The collection is organized in several series. Upon acquisition in the early 1990’s, it was believed to contain approximately 950,000 negatives, mostly 4x5, taken by the Studio under successive owners. The date range begins around 1935, with some series continuing through 1989, though the bulk of the collection appears to be from the 1930s to the early 1970s. Some 4,000 positive images exist, and photographic prints from the negatives continue to be added by the Department, to facilitate patron use. Additionally, other photographic prints from the Robinson Studio exist in other archival collections in the Department, acquired through separate accessions, and maintained with their originating collections.
The Robinson Collection series have different levels of access and processing. See the series statements in the finding aid for fuller information. The sets in the Commercial Series, for example, are currently accessible alphabetically under the name of the firm or individual hiring the photos. A supplemental index by street name also includes some Commercial series images. Many unique images exist within the Commercial sets, which will be more fully described in the future. Some images from the Commercial series are found on the Library’s website. Others may be found when viewing a publication where the images were used, as these are known, such as the “Western Michigan Catholic” newspaper, or the “Rapid Wheeler”. A database for other series in the Collection is available on the Library’s website.
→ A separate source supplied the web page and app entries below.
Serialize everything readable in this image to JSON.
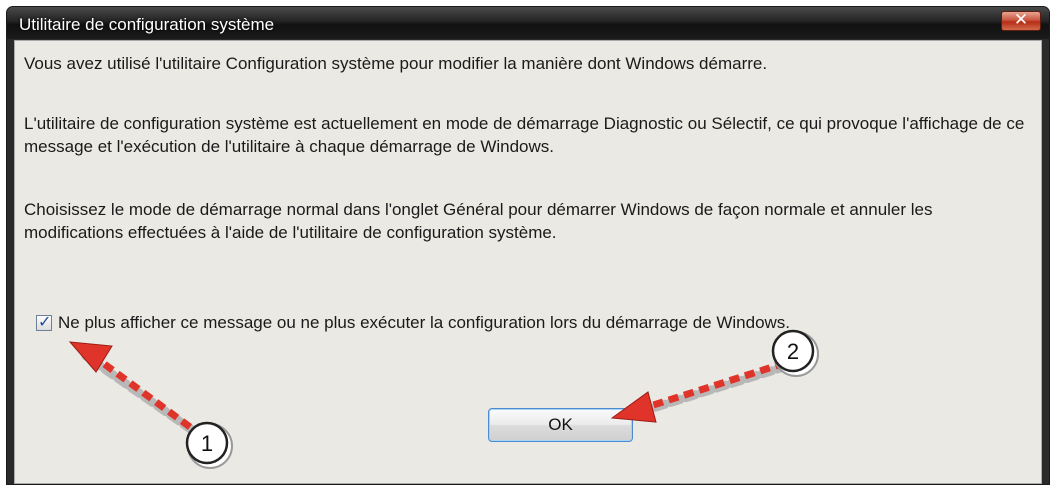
{
  "window": {
    "title": "Utilitaire de configuration système"
  },
  "message": {
    "paragraph1": "Vous avez utilisé l'utilitaire Configuration système pour modifier la manière dont Windows démarre.",
    "paragraph2": "L'utilitaire de configuration système est actuellement en mode de démarrage Diagnostic ou Sélectif, ce qui provoque l'affichage de ce message et l'exécution de l'utilitaire à chaque démarrage de Windows.",
    "paragraph3": "Choisissez le mode de démarrage normal dans l'onglet Général pour démarrer Windows de façon normale et annuler les modifications effectuées à l'aide de l'utilitaire de configuration système."
  },
  "checkbox": {
    "label": "Ne plus afficher ce message ou ne plus exécuter la configuration lors du démarrage de Windows.",
    "checked": true
  },
  "buttons": {
    "ok_label": "OK"
  },
  "annotations": {
    "callout1_label": "1",
    "callout2_label": "2",
    "arrow_color": "#e0342a"
  },
  "icons": {
    "close": "close-icon",
    "check": "check-icon"
  }
}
This database contains set level records for the H,R,E,O,CH series (Herald, Reference “E”, “O”, and Grand Rapids Chicks), with data from the mid 1930’s to the 1960’s). This database also acts indirectly as an index to some “Grand Rapids Herald” newspaper articles, when the image was actually used in the newspaper.
Immediate Source of Acquisition
Library purchase, May 12, 1989; accession number 1989.022.
The information in this Robinson Photographic Studio General Finding Aid summarizes the overall collection, provides lists of negatives and photos held by negative number, or word description usually at the folder level for photos without negatives. However, due to the large size of this collection, this document is not much more than a box list.
For additional descriptive information and indexing to different series within this vary large collection, a number of additional finding aids were prepared. These finding aids, now consolidated into a single one here, included:
1. Commercial Negatives Series Folder Headings List, 1930-1980's. List of Client Names for the Robinson Commercial Series.
2. Color Negatives Series Folder Headings List, 1951-1988.
An online searchable database to select Robinson Series, including the “H”, “E”, “R”, “O”, and Chicks series. The current version of this database is available on the History Center's webpage. This index can also act as an indirect index to the Grand Rapids Herald, for those stories which actually use the Herald series images taken by the Robinson photographers.
An Address Index to Buildings, formerly called the Geographic Access to Buildings, that includes a list of select Robinson negatives by street name and number. Does not cover all holdings. A photocopy of this print index is available on the History Center's webpage.
- Finding Aid for the Robinson Photographic Studio collection
- Grand Rapids History & Special Collections (GRHC) Staff, 2009; Revisions to finding aid by Jordan Cloud 2019 & 2023
- August 9, 2023
- Description rules
- Describing Archives: A Content Standard
- Language of description
- Script of description